Ace retailer Kishore Biyani’s maxim, “getting the maximum share of the consumer’s wallet” is being followed by retailers of every colour and hue. Retailers are using every tack from the textbook to entice more and more footfalls into stores. Giving customers access to credit and more disposable cash is one of them. Shoppers buy more and keep coming back. From a mere plain vanilla loyalty card with bonus points, chains are now offering co-branded credit cards, private label cards, even consumption and personal loans. “We have to fuel consumption. To do that one has to provide the financial resources for customers to buy,” reasons Rajan Malhotra, CEO, Big Bazaar. The financial resources to fuel consumption across the vast retail network of the Future Group are being powered by Future Capital. Rakesh Makkar, CEO, Future Money is using all his financial acumen garnered over previous stints at Temasek and Citibank to help the group’s various formats push sales. With over 180 million footfalls annually flocking to Future Group’s formats, Makkar says it’s a huge opportunity to promote financial products that benefit various formats. “It’s much cheaper to acquire customers inside the stores than go outside. So if any of the formats want to promote, we can provide attractive offers like zero percent interest schemes,” explains Makkar. He adds that previously the formats had different financiers inside the stores, but they were just providing finance and not pushing sales. Now with Future Money kiosks inside Big Bazaar outlets and a network across all formats, Makkar is ensuring that whatever the need, resources are available on-the-spot. “Once you have the customers we are looking to cater to their shopping needs, big or small,” says Malhotra. As retailers increase the number of categories, including high ticket items, financial tools like co-branded credit cards and even private label cards are coming in handy. In fact, co-branded credit cards have become an attractive option by retailers to woo customers. Govind Shrikhande, CEO, Shoppers Stop believes a co-branded card provides the ammunition to get their captive customer base to spend more with ample offers and promotions thrown in to make it attractive. “We are pushing our co-branded card harder now as one can push high ticket items in the stores with offers like EMIs and personalised service,” says Shrikhande, adding that 20% of the chain’s one-million loyalty card holders own co-branded cards. Co-branded cards also allow customers to make purchases outside using the card and garner points which can then be used to shop at the respective format. From the plain loyalty card to co-branded credit card, the trajectory is now moving towards private label credit cards. Private label cards or store cards is a popular concept in matured retailing markets in the West with retailers like Marks & Spencer, Circuit City and Best Buy providing private label credit cards to its customers. Shrikhande says that the company is toying with the idea of launching a private label credit card in the future.

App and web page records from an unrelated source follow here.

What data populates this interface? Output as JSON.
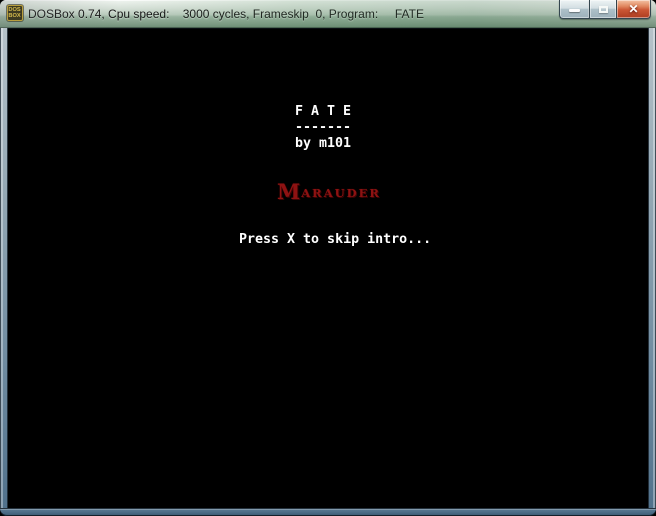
{
  "window": {
    "title": "DOSBox 0.74, Cpu speed:    3000 cycles, Frameskip  0, Program:     FATE",
    "icon": {
      "line1": "DOS",
      "line2": "BOX"
    },
    "controls": {
      "close_glyph": "✕"
    }
  },
  "screen": {
    "game_title": "F A T E",
    "underline": "-------",
    "byline": "by m101",
    "logo_cap": "M",
    "logo_rest": "ARAUDER",
    "prompt": "Press X to skip intro...",
    "colors": {
      "background": "#000000",
      "text": "#ffffff",
      "logo_red": "#8e1212",
      "titlebar_green": "#7d9a84",
      "frame_blue": "#4c6c86"
    }
  }
}
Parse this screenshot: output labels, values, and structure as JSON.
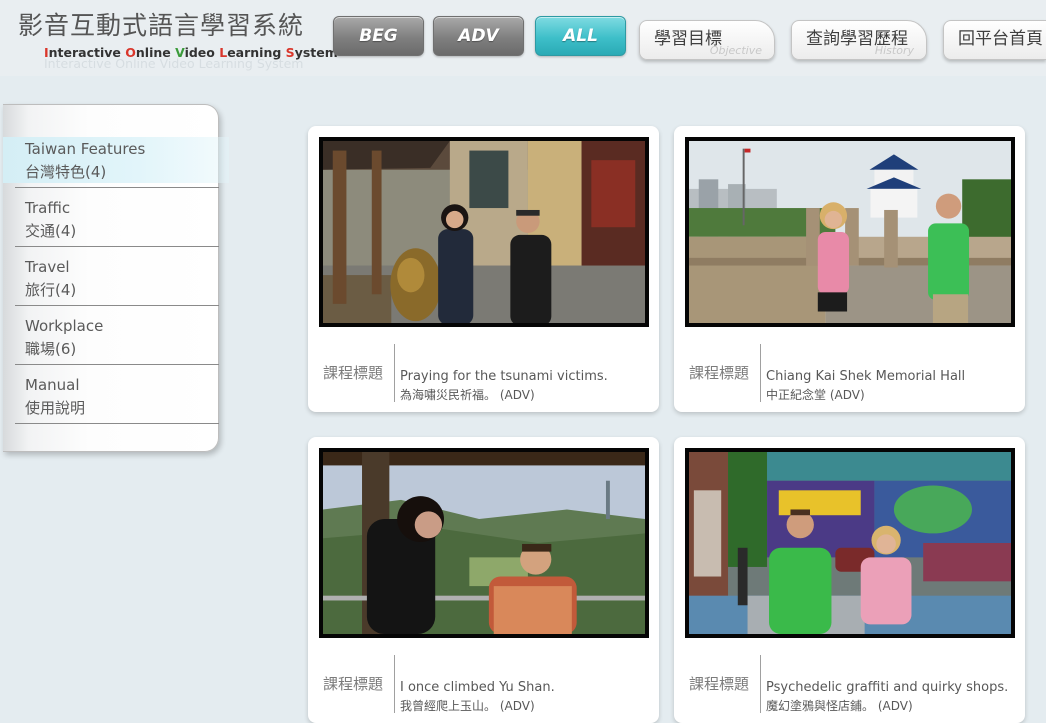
{
  "header": {
    "title": "影音互動式語言學習系統",
    "subtitle": {
      "word1_initial": "I",
      "word1_rest": "nteractive ",
      "word2_initial": "O",
      "word2_rest": "nline ",
      "word3_initial": "V",
      "word3_rest": "ideo ",
      "word4_initial": "L",
      "word4_rest": "earning ",
      "word5_initial": "S",
      "word5_rest": "ystem",
      "full": "Interactive Online Video Learning System"
    },
    "level_buttons": [
      {
        "label": "BEG"
      },
      {
        "label": "ADV"
      },
      {
        "label": "ALL"
      }
    ],
    "tabs": [
      {
        "label": "學習目標",
        "ghost": "Objective"
      },
      {
        "label": "查詢學習歷程",
        "ghost": "History"
      },
      {
        "label": "回平台首頁"
      }
    ]
  },
  "sidebar": {
    "items": [
      {
        "en": "Taiwan Features",
        "zh": "台灣特色(4)"
      },
      {
        "en": "Traffic",
        "zh": "交通(4)"
      },
      {
        "en": "Travel",
        "zh": "旅行(4)"
      },
      {
        "en": "Workplace",
        "zh": "職場(6)"
      },
      {
        "en": "Manual",
        "zh": "使用說明"
      }
    ]
  },
  "cards": [
    {
      "label": "課程標題",
      "title_en": "Praying for the tsunami victims.",
      "title_zh": "為海嘯災民祈福。 (ADV)"
    },
    {
      "label": "課程標題",
      "title_en": "Chiang Kai Shek Memorial Hall",
      "title_zh": "中正紀念堂 (ADV)"
    },
    {
      "label": "課程標題",
      "title_en": "I once climbed Yu Shan.",
      "title_zh": "我曾經爬上玉山。 (ADV)"
    },
    {
      "label": "課程標題",
      "title_en": "Psychedelic graffiti and quirky shops.",
      "title_zh": "魔幻塗鴉與怪店鋪。 (ADV)"
    }
  ],
  "colors": {
    "accent_active": "#3ebfc9",
    "level_inactive": "#7f7f7f",
    "logo_red": "#d9362b",
    "logo_green": "#3b9b3b",
    "background": "#e4ecf0"
  }
}
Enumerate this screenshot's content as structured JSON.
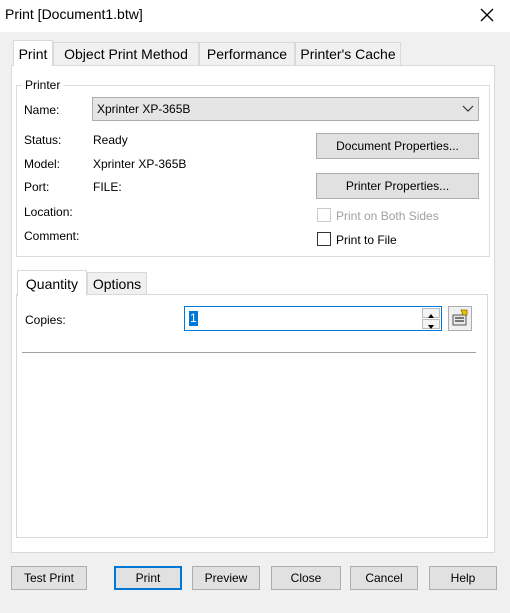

“One obviously needs a large base of customers to launch a store card. So we are assessing the risk-reward benefits of such an exercise,” says Shrikhande. However, store cards have benefits as it becomes a great branding opportunity for the retailer, with top of mind recall with deferred financing programmes offered to customers. For example, Future Card gives exclusive offers, discounts and gifts for customers, not only within the formats but even outside. Given that the store card becomes a direct bridge between retailers and customers, the platform can be used to understand the shopping patterns, communicate and market better to target customers, says Makkar. Even as retailers rush to launch co-branded cards and even store cards, the fact is India still has a low penetration as far as plastic money is concerned. So disbursing loans and cards to drive consumption may well push the off take inside the stores in the short term, payments of dues and collections is an all together different game. Like everything else in retail, it’s learning curve for players.